[Web page and app entries]
..........

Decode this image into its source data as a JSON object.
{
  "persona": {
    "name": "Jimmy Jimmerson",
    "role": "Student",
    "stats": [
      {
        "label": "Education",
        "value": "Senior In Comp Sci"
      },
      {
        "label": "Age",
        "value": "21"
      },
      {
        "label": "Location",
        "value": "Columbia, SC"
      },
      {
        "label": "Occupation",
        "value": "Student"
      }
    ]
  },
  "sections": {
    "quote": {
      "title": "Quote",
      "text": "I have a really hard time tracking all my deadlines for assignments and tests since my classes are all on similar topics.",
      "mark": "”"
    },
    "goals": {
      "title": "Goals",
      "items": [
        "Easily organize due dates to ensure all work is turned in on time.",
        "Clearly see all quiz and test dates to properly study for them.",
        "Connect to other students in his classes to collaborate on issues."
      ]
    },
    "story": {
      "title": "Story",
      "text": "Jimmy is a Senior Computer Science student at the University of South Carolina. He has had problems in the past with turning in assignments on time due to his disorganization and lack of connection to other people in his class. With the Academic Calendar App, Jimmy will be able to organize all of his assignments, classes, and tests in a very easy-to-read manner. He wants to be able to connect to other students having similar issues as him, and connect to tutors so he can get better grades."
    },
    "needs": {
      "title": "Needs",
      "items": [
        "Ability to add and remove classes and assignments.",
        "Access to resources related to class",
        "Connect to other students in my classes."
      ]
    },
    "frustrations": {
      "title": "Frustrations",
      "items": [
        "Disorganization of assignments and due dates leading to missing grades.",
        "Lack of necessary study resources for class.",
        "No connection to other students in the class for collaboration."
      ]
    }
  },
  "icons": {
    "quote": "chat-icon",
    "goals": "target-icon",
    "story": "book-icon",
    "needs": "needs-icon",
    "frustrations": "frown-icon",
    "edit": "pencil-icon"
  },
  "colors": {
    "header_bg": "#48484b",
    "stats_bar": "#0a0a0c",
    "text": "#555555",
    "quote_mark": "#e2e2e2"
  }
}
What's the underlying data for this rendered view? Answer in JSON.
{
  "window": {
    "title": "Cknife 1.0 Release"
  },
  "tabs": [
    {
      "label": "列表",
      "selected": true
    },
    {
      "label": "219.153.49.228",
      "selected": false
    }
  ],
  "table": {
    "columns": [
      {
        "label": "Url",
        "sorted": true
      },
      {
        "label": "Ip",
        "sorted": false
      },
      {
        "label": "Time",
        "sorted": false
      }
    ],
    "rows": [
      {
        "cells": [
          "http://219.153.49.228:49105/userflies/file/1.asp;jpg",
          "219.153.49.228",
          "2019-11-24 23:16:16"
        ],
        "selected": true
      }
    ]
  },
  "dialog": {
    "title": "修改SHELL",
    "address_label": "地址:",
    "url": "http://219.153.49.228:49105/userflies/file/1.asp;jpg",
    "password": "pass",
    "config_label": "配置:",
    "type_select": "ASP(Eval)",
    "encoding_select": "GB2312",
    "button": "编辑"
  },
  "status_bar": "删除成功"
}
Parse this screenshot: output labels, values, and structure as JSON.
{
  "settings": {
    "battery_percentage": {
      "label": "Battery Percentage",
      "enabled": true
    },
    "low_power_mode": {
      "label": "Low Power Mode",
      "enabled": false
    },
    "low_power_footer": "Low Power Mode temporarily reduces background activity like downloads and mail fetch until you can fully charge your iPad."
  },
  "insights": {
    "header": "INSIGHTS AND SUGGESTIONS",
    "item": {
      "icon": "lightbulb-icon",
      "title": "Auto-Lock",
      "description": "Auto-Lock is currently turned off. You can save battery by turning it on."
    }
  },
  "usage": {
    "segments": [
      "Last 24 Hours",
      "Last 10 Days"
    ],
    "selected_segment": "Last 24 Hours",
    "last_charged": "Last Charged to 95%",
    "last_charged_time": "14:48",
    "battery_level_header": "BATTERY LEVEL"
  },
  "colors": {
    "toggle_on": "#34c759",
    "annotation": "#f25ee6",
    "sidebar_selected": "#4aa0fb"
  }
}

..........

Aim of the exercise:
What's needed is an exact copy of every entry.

Result of the exercise:
Decode this image into its source data as a JSON object.
{
  "persona": {
    "name": "Jimmy Jimmerson",
    "role": "Student",
    "stats": [
      {
        "label": "Education",
        "value": "Senior In Comp Sci"
      },
      {
        "label": "Age",
        "value": "21"
      },
      {
        "label": "Location",
        "value": "Columbia, SC"
      },
      {
        "label": "Occupation",
        "value": "Student"
      }
    ]
  },
  "sections": {
    "quote": {
      "title": "Quote",
      "text": "I have a really hard time tracking all my deadlines for assignments and tests since my classes are all on similar topics.",
      "mark": "”"
    },
    "goals": {
      "title": "Goals",
      "items": [
        "Easily organize due dates to ensure all work is turned in on time.",
        "Clearly see all quiz and test dates to properly study for them.",
        "Connect to other students in his classes to collaborate on issues."
      ]
    },
    "story": {
      "title": "Story",
      "text": "Jimmy is a Senior Computer Science student at the University of South Carolina. He has had problems in the past with turning in assignments on time due to his disorganization and lack of connection to other people in his class. With the Academic Calendar App, Jimmy will be able to organize all of his assignments, classes, and tests in a very easy-to-read manner. He wants to be able to connect to other students having similar issues as him, and connect to tutors so he can get better grades."
    },
    "needs": {
      "title": "Needs",
      "items": [
        "Ability to add and remove classes and assignments.",
        "Access to resources related to class",
        "Connect to other students in my classes."
      ]
    },
    "frustrations": {
      "title": "Frustrations",
      "items": [
        "Disorganization of assignments and due dates leading to missing grades.",
        "Lack of necessary study resources for class.",
        "No connection to other students in the class for collaboration."
      ]
    }
  },
  "icons": {
    "quote": "chat-icon",
    "goals": "target-icon",
    "story": "book-icon",
    "needs": "needs-icon",
    "frustrations": "frown-icon",
    "edit": "pencil-icon"
  },
  "colors": {
    "header_bg": "#48484b",
    "stats_bar": "#0a0a0c",
    "text": "#555555",
    "quote_mark": "#e2e2e2"
  }
}
What's the underlying data for this rendered view? Answer in JSON.
{
  "window": {
    "title": "Cknife 1.0 Release"
  },
  "tabs": [
    {
      "label": "列表",
      "selected": true
    },
    {
      "label": "219.153.49.228",
      "selected": false
    }
  ],
  "table": {
    "columns": [
      {
        "label": "Url",
        "sorted": true
      },
      {
        "label": "Ip",
        "sorted": false
      },
      {
        "label": "Time",
        "sorted": false
      }
    ],
    "rows": [
      {
        "cells": [
          "http://219.153.49.228:49105/userflies/file/1.asp;jpg",
          "219.153.49.228",
          "2019-11-24 23:16:16"
        ],
        "selected": true
      }
    ]
  },
  "dialog": {
    "title": "修改SHELL",
    "address_label": "地址:",
    "url": "http://219.153.49.228:49105/userflies/file/1.asp;jpg",
    "password": "pass",
    "config_label": "配置:",
    "type_select": "ASP(Eval)",
    "encoding_select": "GB2312",
    "button": "编辑"
  },
  "status_bar": "删除成功"
}
Parse this screenshot: output labels, values, and structure as JSON.
{
  "settings": {
    "battery_percentage": {
      "label": "Battery Percentage",
      "enabled": true
    },
    "low_power_mode": {
      "label": "Low Power Mode",
      "enabled": false
    },
    "low_power_footer": "Low Power Mode temporarily reduces background activity like downloads and mail fetch until you can fully charge your iPad."
  },
  "insights": {
    "header": "INSIGHTS AND SUGGESTIONS",
    "item": {
      "icon": "lightbulb-icon",
      "title": "Auto-Lock",
      "description": "Auto-Lock is currently turned off. You can save battery by turning it on."
    }
  },
  "usage": {
    "segments": [
      "Last 24 Hours",
      "Last 10 Days"
    ],
    "selected_segment": "Last 24 Hours",
    "last_charged": "Last Charged to 95%",
    "last_charged_time": "14:48",
    "battery_level_header": "BATTERY LEVEL"
  },
  "colors": {
    "toggle_on": "#34c759",
    "annotation": "#f25ee6",
    "sidebar_selected": "#4aa0fb"
  }
}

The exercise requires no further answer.